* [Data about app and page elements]
━━━━━━━━━━━━━━━━━━━━
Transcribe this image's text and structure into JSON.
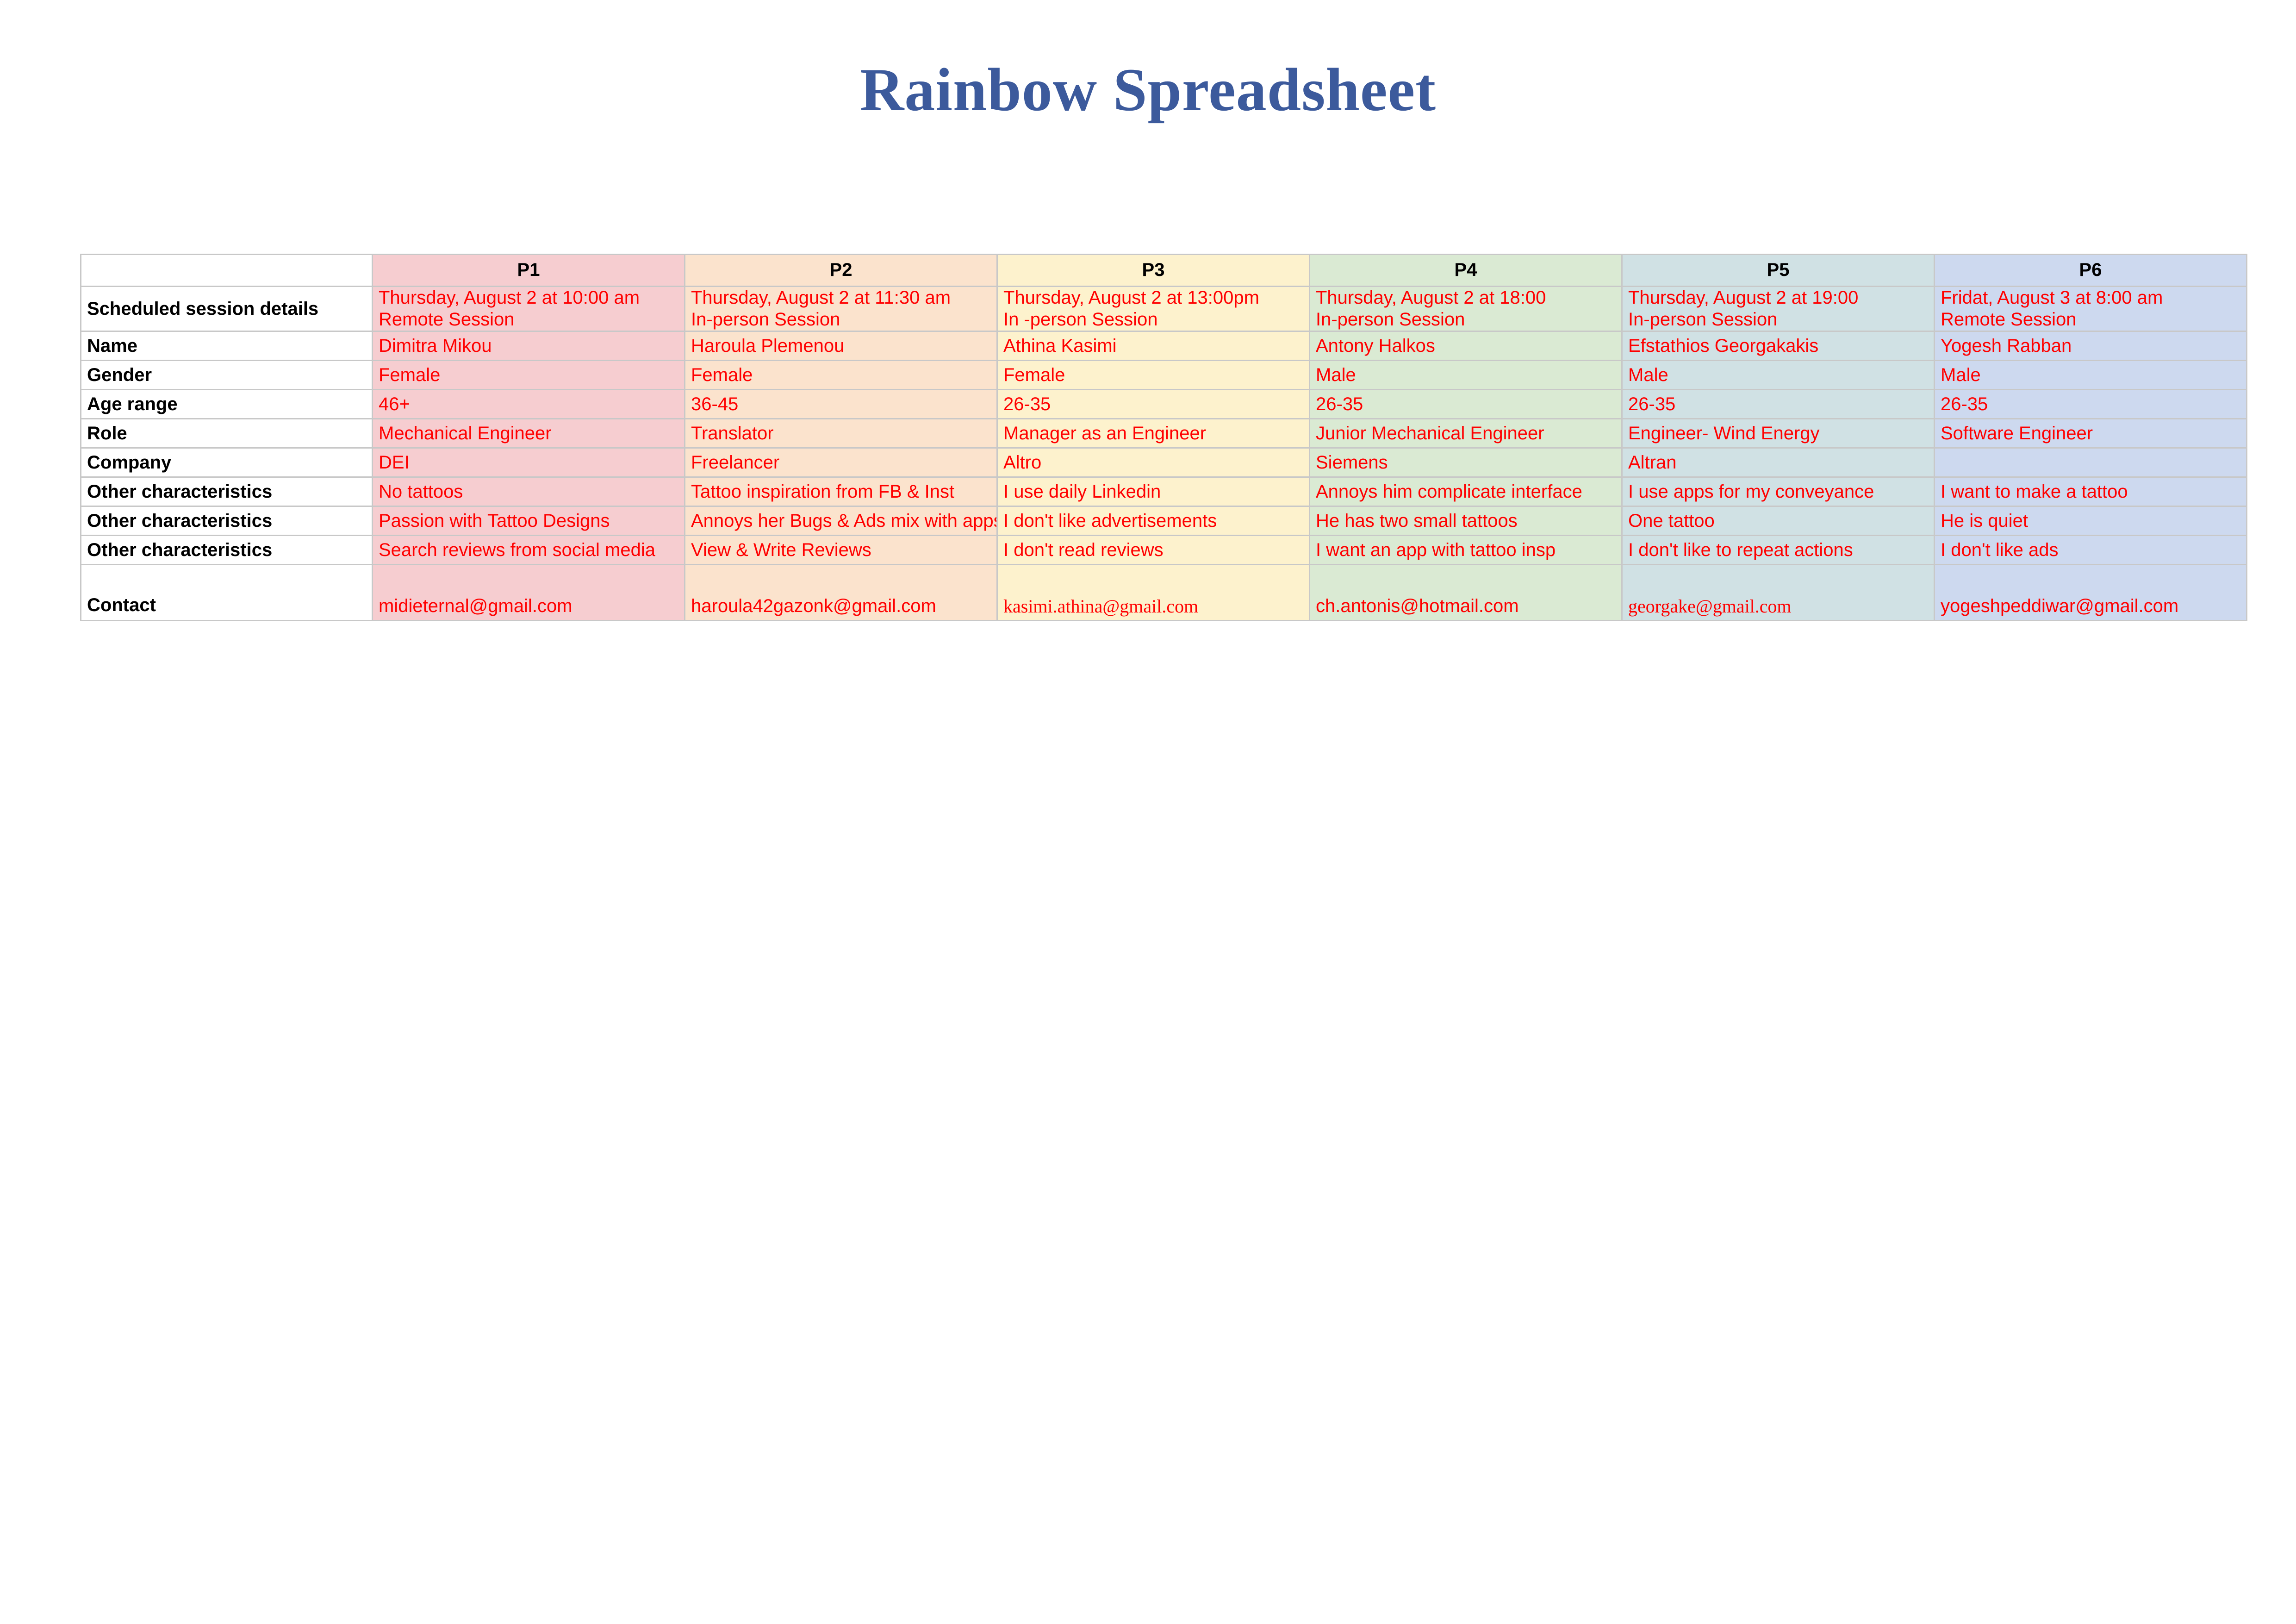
{
  "document": {
    "title": "Rainbow Spreadsheet"
  },
  "table": {
    "corner_label": "",
    "participant_headers": [
      "P1",
      "P2",
      "P3",
      "P4",
      "P5",
      "P6"
    ],
    "row_labels": [
      "Scheduled session details",
      "Name",
      "Gender",
      "Age range",
      "Role",
      "Company",
      "Other characteristics",
      "Other characteristics",
      "Other characteristics",
      "Contact"
    ],
    "column_colors": {
      "p1": "#f6cdd0",
      "p2": "#fbe3cd",
      "p3": "#fdf2cd",
      "p4": "#daead3",
      "p5": "#d0e1e4",
      "p6": "#cdd9ef"
    },
    "value_text_color": "#ff0000",
    "title_color": "#3c5a9c",
    "participants": [
      {
        "id": "P1",
        "session_line1": "Thursday, August 2 at 10:00 am",
        "session_line2": "Remote Session",
        "name": "Dimitra Mikou",
        "gender": "Female",
        "age_range": "46+",
        "role": "Mechanical Engineer",
        "company": "DEI",
        "other1": "No tattoos",
        "other2": "Passion with Tattoo Designs",
        "other3": "Search reviews from social media",
        "contact": "midieternal@gmail.com"
      },
      {
        "id": "P2",
        "session_line1": "Thursday, August 2 at 11:30 am",
        "session_line2": "In-person Session",
        "name": "Haroula Plemenou",
        "gender": "Female",
        "age_range": "36-45",
        "role": "Translator",
        "company": "Freelancer",
        "other1": "Tattoo inspiration from FB & Inst",
        "other2": "Annoys her Bugs & Ads mix with apps",
        "other3": "View & Write Reviews",
        "contact": "haroula42gazonk@gmail.com"
      },
      {
        "id": "P3",
        "session_line1": "Thursday, August 2 at 13:00pm",
        "session_line2": "In -person Session",
        "name": "Athina Kasimi",
        "gender": "Female",
        "age_range": "26-35",
        "role": "Manager as an Engineer",
        "company": "Altro",
        "other1": "I use daily Linkedin",
        "other2": "I don't like advertisements",
        "other3": "I don't read reviews",
        "contact": "kasimi.athina@gmail.com"
      },
      {
        "id": "P4",
        "session_line1": "Thursday, August 2 at 18:00",
        "session_line2": "In-person Session",
        "name": "Antony Halkos",
        "gender": "Male",
        "age_range": "26-35",
        "role": "Junior Mechanical Engineer",
        "company": "Siemens",
        "other1": "Annoys him complicate interface",
        "other2": "He has two small tattoos",
        "other3": "I want an app with tattoo insp",
        "contact": "ch.antonis@hotmail.com"
      },
      {
        "id": "P5",
        "session_line1": "Thursday, August 2 at 19:00",
        "session_line2": "In-person Session",
        "name": "Efstathios Georgakakis",
        "gender": "Male",
        "age_range": "26-35",
        "role": "Engineer- Wind Energy",
        "company": "Altran",
        "other1": "I use apps for my conveyance",
        "other2": "One tattoo",
        "other3": "I don't like to repeat actions",
        "contact": "georgake@gmail.com"
      },
      {
        "id": "P6",
        "session_line1": "Fridat, August 3 at 8:00 am",
        "session_line2": "Remote Session",
        "name": "Yogesh Rabban",
        "gender": "Male",
        "age_range": "26-35",
        "role": "Software Engineer",
        "company": "",
        "other1": "I want to make a tattoo",
        "other2": "He is quiet",
        "other3": "I don't like ads",
        "contact": "yogeshpeddiwar@gmail.com"
      }
    ]
  }
}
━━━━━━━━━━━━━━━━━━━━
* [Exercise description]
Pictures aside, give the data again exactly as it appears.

* [Task result]
Transcribe this image's text and structure into JSON.
{
  "document": {
    "title": "Rainbow Spreadsheet"
  },
  "table": {
    "corner_label": "",
    "participant_headers": [
      "P1",
      "P2",
      "P3",
      "P4",
      "P5",
      "P6"
    ],
    "row_labels": [
      "Scheduled session details",
      "Name",
      "Gender",
      "Age range",
      "Role",
      "Company",
      "Other characteristics",
      "Other characteristics",
      "Other characteristics",
      "Contact"
    ],
    "column_colors": {
      "p1": "#f6cdd0",
      "p2": "#fbe3cd",
      "p3": "#fdf2cd",
      "p4": "#daead3",
      "p5": "#d0e1e4",
      "p6": "#cdd9ef"
    },
    "value_text_color": "#ff0000",
    "title_color": "#3c5a9c",
    "participants": [
      {
        "id": "P1",
        "session_line1": "Thursday, August 2 at 10:00 am",
        "session_line2": "Remote Session",
        "name": "Dimitra Mikou",
        "gender": "Female",
        "age_range": "46+",
        "role": "Mechanical Engineer",
        "company": "DEI",
        "other1": "No tattoos",
        "other2": "Passion with Tattoo Designs",
        "other3": "Search reviews from social media",
        "contact": "midieternal@gmail.com"
      },
      {
        "id": "P2",
        "session_line1": "Thursday, August 2 at 11:30 am",
        "session_line2": "In-person Session",
        "name": "Haroula Plemenou",
        "gender": "Female",
        "age_range": "36-45",
        "role": "Translator",
        "company": "Freelancer",
        "other1": "Tattoo inspiration from FB & Inst",
        "other2": "Annoys her Bugs & Ads mix with apps",
        "other3": "View & Write Reviews",
        "contact": "haroula42gazonk@gmail.com"
      },
      {
        "id": "P3",
        "session_line1": "Thursday, August 2 at 13:00pm",
        "session_line2": "In -person Session",
        "name": "Athina Kasimi",
        "gender": "Female",
        "age_range": "26-35",
        "role": "Manager as an Engineer",
        "company": "Altro",
        "other1": "I use daily Linkedin",
        "other2": "I don't like advertisements",
        "other3": "I don't read reviews",
        "contact": "kasimi.athina@gmail.com"
      },
      {
        "id": "P4",
        "session_line1": "Thursday, August 2 at 18:00",
        "session_line2": "In-person Session",
        "name": "Antony Halkos",
        "gender": "Male",
        "age_range": "26-35",
        "role": "Junior Mechanical Engineer",
        "company": "Siemens",
        "other1": "Annoys him complicate interface",
        "other2": "He has two small tattoos",
        "other3": "I want an app with tattoo insp",
        "contact": "ch.antonis@hotmail.com"
      },
      {
        "id": "P5",
        "session_line1": "Thursday, August 2 at 19:00",
        "session_line2": "In-person Session",
        "name": "Efstathios Georgakakis",
        "gender": "Male",
        "age_range": "26-35",
        "role": "Engineer- Wind Energy",
        "company": "Altran",
        "other1": "I use apps for my conveyance",
        "other2": "One tattoo",
        "other3": "I don't like to repeat actions",
        "contact": "georgake@gmail.com"
      },
      {
        "id": "P6",
        "session_line1": "Fridat, August 3 at 8:00 am",
        "session_line2": "Remote Session",
        "name": "Yogesh Rabban",
        "gender": "Male",
        "age_range": "26-35",
        "role": "Software Engineer",
        "company": "",
        "other1": "I want to make a tattoo",
        "other2": "He is quiet",
        "other3": "I don't like ads",
        "contact": "yogeshpeddiwar@gmail.com"
      }
    ]
  }
}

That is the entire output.